Thursday, June 25, 2009

A Very Scrappy Dinner

So, I thought I would post a picture of what I (and the roommate -- yes I feed her. It helps her tolerate my late nights) had for dinner last night. No recipes, just a picture and a list of ingredients. Why? Because I feel like people overthink food. Dinner doesn't have to be this big "thing." Of course I believe that we should take note of how blessed we are to have the opportunity to eat well every time we sit down to a lovely meal. That's not what I mean.

I think that many of us have this rigid idea of what a meal should entail -- that certain vegetables perform certain tasks, that there should be exactly this much protein to this much starch, that sort of thing. For example, too many people think of vegetables as a side player to a protein, or they think that beans go with rice and tortillas.

The best meals come, at least for me, when I "Iron Chef" it. That's how I refer to the act of cooking with whatever the heck I already have. Since I started getting the CSA boxes from Green Hill Urban Farm (, I've been doing that more often. It's an awful lot of fun to spread a rainbow of seasonal produce across the counter, stare at it for a few minutes, and come up with something fun to make with it.

It doesn't take much to be creative with food, just a fairly well-stocked pantry. A few whole spices and a mortar and pestle, a couple types of oils and vinegars, and a good selection of dried beans and grains should supplement any assortment of veggies to make a fine Iron Chef-style meal. Oh, as always, I highly recommend making and freezing your own chicken stock -- such a great thing to have on hand:

Thinking creatively about food helps to avoid waste, too. Instead of rushing out to buy a bunch of stuff you don't need to make dinner tonight, look in your fridge and see what needs to be cooked. Do you have scraps of 6 different vegetables sitting in your fridge about to turn into compost if you don't do something with them? Well, sounds like soup waiting to happen! Or, perhaps a really eclectic vegetable "ragout" over quinoa, like in that picture up there.

The ragout came about after I surveyed my very modest pea harvest from this spring. Not enough to be a major feature in a dish (man, I've been dreaming about spring pea risotto. Oh well). So, I chopped up some baby chiogga beets, purple broccoli, fennel and chard from Green Hill, some baby golden beets, oregano, snow peas, English peas and pea shoots from mine. I sauteed some red onion and garlic, threw in the veggies, then added chopped tomato, chicken stock, white beans, a touch of rice vinegar and some extra Theros olive oil. Covered it, steamed it all for a bit, then served it over quinoa. Probably would have been pretty awesome with some Moroccan spice added to the mix, but salt and pepper was just fine as well.

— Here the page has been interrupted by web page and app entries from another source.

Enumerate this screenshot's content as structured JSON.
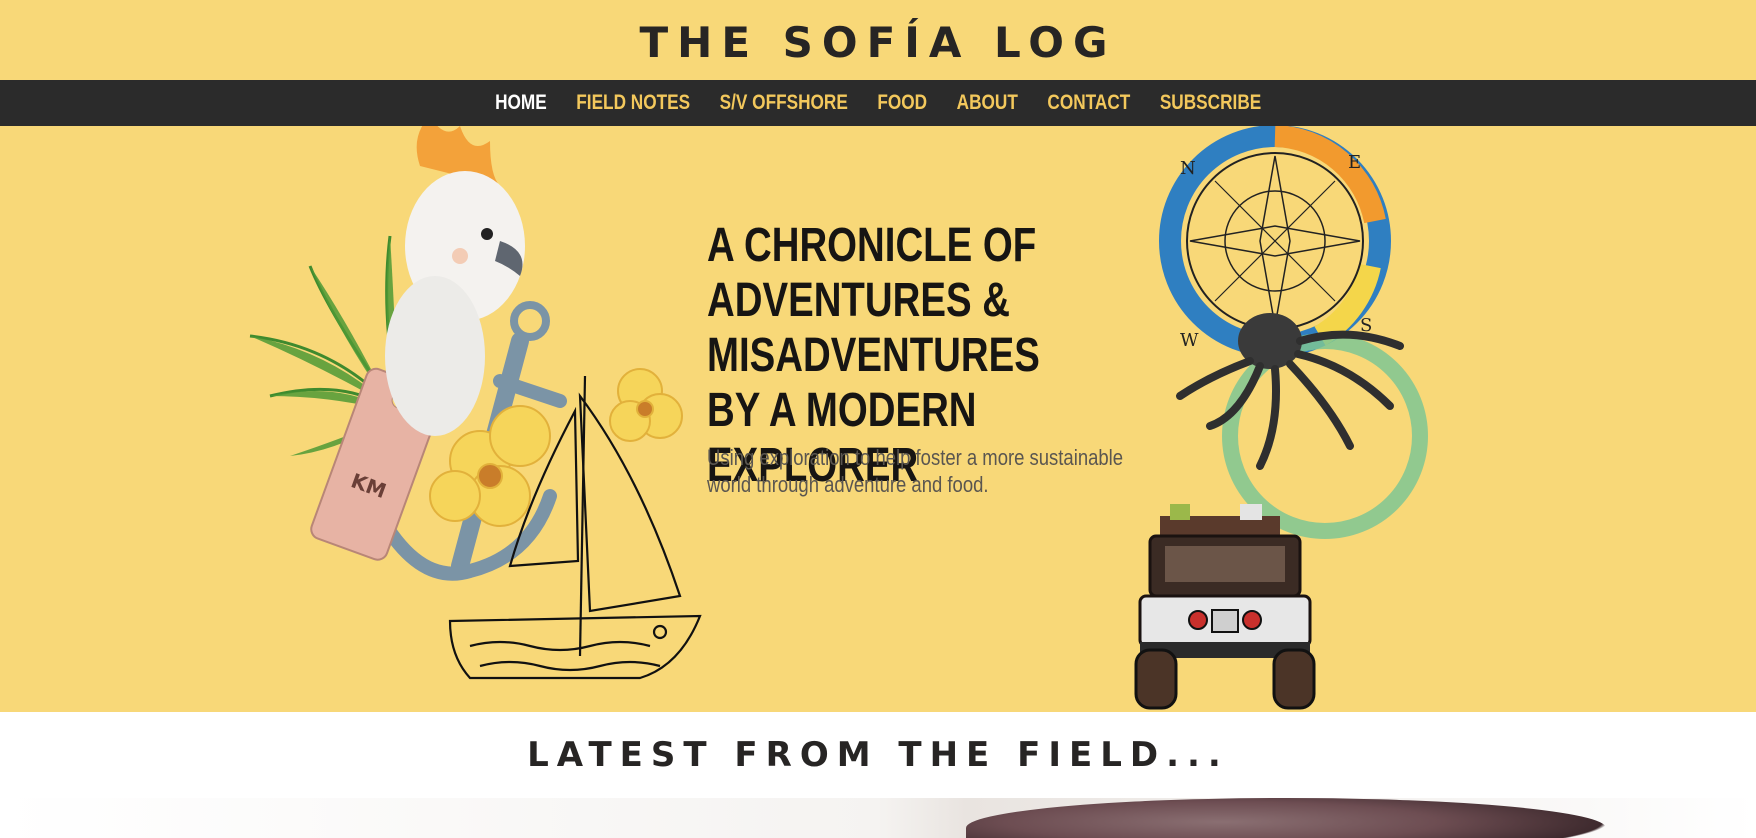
{
  "header": {
    "title": "THE SOFÍA LOG"
  },
  "nav": {
    "items": [
      {
        "label": "HOME",
        "active": true
      },
      {
        "label": "FIELD NOTES"
      },
      {
        "label": "S/V OFFSHORE"
      },
      {
        "label": "FOOD"
      },
      {
        "label": "ABOUT"
      },
      {
        "label": "CONTACT"
      },
      {
        "label": "SUBSCRIBE"
      }
    ]
  },
  "hero": {
    "heading": "A CHRONICLE OF ADVENTURES & MISADVENTURES BY A MODERN EXPLORER",
    "subtext": "Using exploration to help foster a more sustainable world through adventure and food.",
    "compass_letters": [
      "N",
      "E",
      "S",
      "W"
    ],
    "luggage_tag_text": "KM"
  },
  "latest": {
    "title": "LATEST FROM THE FIELD..."
  },
  "colors": {
    "background": "#f8d878",
    "nav_bg": "#2b2b2b",
    "nav_text": "#f3c85c",
    "nav_active": "#ffffff",
    "text_dark": "#272524"
  }
}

So basically, this post is meant to encourage several things:

1. Try not to waste food. Visit this link for some interesting stats on poverty and food waste in America:
an excerpt:
Almost 100 billion pounds of food is wasted in America each year. 700 million
hungry human beings in different parts of the world would have gladly accepted
this food.

2. Be creative! There are no real rules beyond keeping your food safe for people to eat.

3. Consider planting a garden. It's amazing how far you can stretch your food dollar when you can supplement your meals with things growing right in your yard. Saves on fuel if you only have to travel 20 feet, too.

4. Keep your pantry stocked with spices, dried grains and beans, and other non-perishables. They make your life so easy.

5. Consider supporting your local farming community by joining a CSA .

No comments:

Post a Comment